Finally, the door was breached. "I immediately heard a loud commotion," Kasine wrote, "which sounded like fighting." The lieutenant "could be heard clearly yelling, saying, 'inmate Carter stop resisting.' ... I heard Mr. Carter scream 'my hands, get off my [expletive deleted] hands' and finally a prolonged grunt followed by silence."
Kasine wrote that Carter was carried out cuffed and shackled, nude except for a blanket, and the lieutenant ordered that 911 be called. "The entire range erupted in yelling and banging on doors."
The Department of Corrections wrote in a press release that Carter was taken to Mount Nittany Medical Center, where he was pronounced dead.
Such deaths are rare in Pennsylvania prisons. The state's rates of inmate death by homicide, accident or unknown cause are below national averages, according to federal Bureau of Justice Statistics compilations of data from 2001 through 2009.
The state police investigation is still open, and Carter's cause of death undetermined, pending the toxicology reports. Stacy Parks Miller, Centre County district attorney, could not be reached for comment on how her office is handling the family's private criminal complaint.
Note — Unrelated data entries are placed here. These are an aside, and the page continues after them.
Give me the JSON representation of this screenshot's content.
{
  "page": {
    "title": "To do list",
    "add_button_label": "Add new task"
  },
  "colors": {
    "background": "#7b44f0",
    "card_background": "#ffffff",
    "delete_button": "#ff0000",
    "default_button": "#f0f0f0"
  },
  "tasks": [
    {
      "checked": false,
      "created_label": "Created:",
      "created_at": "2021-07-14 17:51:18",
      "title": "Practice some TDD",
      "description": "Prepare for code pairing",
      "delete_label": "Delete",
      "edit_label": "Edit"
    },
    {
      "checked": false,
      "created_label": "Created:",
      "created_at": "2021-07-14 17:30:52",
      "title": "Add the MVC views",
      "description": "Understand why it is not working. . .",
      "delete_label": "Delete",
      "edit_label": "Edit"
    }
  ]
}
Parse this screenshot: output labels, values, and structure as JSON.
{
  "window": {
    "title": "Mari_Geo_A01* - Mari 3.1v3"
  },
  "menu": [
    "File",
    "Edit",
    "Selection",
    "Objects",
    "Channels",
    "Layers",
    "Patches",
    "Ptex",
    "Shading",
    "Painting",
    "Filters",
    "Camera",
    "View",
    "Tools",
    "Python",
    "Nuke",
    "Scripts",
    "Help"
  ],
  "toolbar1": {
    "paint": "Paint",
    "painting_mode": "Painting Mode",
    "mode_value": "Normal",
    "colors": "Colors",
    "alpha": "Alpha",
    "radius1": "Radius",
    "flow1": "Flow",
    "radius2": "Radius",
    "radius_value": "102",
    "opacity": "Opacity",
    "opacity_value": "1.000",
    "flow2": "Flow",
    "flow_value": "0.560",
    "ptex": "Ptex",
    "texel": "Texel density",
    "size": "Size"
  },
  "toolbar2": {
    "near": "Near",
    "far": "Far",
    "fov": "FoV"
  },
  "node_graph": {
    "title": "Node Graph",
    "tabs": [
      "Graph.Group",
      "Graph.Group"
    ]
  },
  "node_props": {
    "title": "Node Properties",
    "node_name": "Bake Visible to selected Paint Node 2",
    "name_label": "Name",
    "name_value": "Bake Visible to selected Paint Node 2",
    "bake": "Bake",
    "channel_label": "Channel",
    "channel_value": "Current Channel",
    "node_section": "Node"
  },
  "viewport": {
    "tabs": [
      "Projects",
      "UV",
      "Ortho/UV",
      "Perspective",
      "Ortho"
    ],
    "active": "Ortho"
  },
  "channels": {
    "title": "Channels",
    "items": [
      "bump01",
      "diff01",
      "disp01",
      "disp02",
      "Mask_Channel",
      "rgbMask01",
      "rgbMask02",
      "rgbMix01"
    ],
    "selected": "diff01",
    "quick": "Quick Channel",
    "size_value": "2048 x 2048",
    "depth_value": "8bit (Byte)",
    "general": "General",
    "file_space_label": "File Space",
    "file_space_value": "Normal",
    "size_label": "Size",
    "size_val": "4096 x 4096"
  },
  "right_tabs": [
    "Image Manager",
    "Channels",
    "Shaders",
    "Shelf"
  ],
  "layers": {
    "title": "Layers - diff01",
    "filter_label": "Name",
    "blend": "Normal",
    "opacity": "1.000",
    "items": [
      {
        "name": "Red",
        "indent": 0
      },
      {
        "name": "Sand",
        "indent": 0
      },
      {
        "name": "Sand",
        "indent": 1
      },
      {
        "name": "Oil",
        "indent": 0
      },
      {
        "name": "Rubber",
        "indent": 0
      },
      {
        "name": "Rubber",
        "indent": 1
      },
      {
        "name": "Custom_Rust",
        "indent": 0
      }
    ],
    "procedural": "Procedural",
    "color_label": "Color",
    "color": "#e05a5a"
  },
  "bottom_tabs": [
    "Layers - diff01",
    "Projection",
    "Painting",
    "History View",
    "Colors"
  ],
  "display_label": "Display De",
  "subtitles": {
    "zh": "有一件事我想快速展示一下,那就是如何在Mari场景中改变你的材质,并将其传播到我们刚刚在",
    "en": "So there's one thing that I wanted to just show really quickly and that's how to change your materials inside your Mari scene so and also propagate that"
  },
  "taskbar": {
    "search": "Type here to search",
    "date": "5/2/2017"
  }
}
Is there a silver lining?
"I told my cousin, 'You can learn from this,' " said Michelle Williams. "I think it will scare him into staying out of jail.
"You don't know what happens when you get into those gates."
First Published June 10, 2012 12:00 am